> [Excerpts from an interface dataset]

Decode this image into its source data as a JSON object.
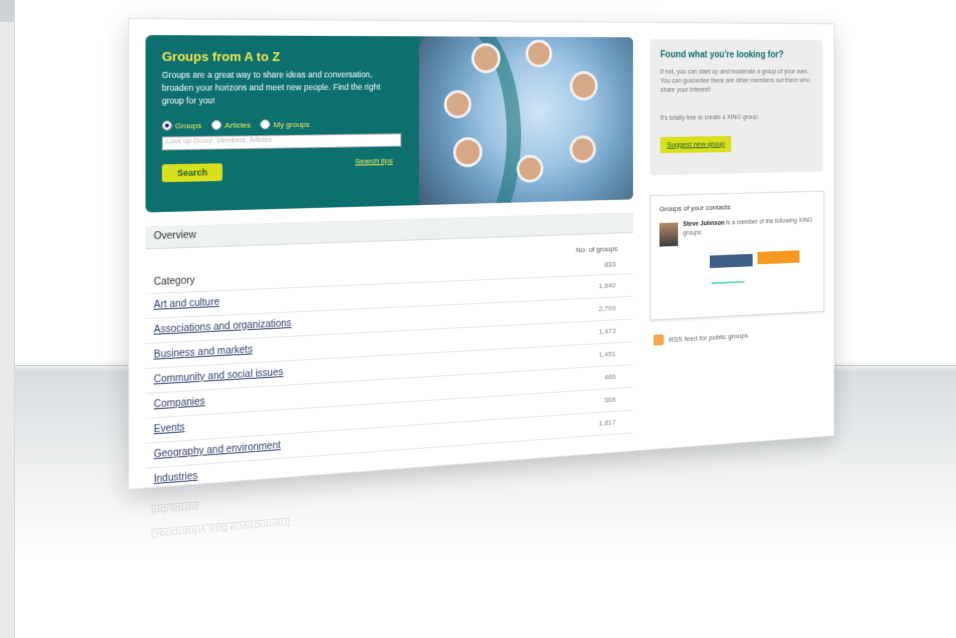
{
  "banner": {
    "title": "Groups from A to Z",
    "text": "Groups are a great way to share ideas and conversation, broaden your horizons and meet new people. Find the right group for you!",
    "radio_groups": "Groups",
    "radio_articles": "Articles",
    "radio_my_groups": "My groups",
    "search_placeholder": "Look up Group, Members, Articles",
    "search_tips": "Search tips",
    "search_button": "Search"
  },
  "overview": {
    "title": "Overview",
    "col_groups": "No. of groups",
    "category_label": "Category",
    "category_count": "833",
    "rows": [
      {
        "label": "Art and culture",
        "count": "1,840"
      },
      {
        "label": "Associations and organizations",
        "count": "2,799"
      },
      {
        "label": "Business and markets",
        "count": "1,473"
      },
      {
        "label": "Community and social issues",
        "count": "1,451"
      },
      {
        "label": "Companies",
        "count": "486"
      },
      {
        "label": "Events",
        "count": "568"
      },
      {
        "label": "Geography and environment",
        "count": "1,817"
      },
      {
        "label": "Industries",
        "count": ""
      }
    ]
  },
  "sidebar": {
    "found_title": "Found what you're looking for?",
    "found_text": "If not, you can start up and moderate a group of your own. You can guarantee there are other members out there who share your interest!",
    "found_text2": "It's totally free to create a XING group.",
    "suggest_button": "Suggest new group",
    "contacts_title": "Groups of your contacts",
    "member_name": "Steve Johnson",
    "member_text": "is a member of the following XING groups:",
    "rss_text": "RSS feed for public groups"
  },
  "reflection": [
    "Industries",
    "Geography and environment"
  ]
}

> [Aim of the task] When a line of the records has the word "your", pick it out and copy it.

> [Response to this exercise]
    "text": "Groups are a great way to share ideas and conversation, broaden your horizons and meet new people. Find the right group for you!",
    "found_text": "If not, you can start up and moderate a group of your own. You can guarantee there are other members out there who share your interest!",
    "contacts_title": "Groups of your contacts",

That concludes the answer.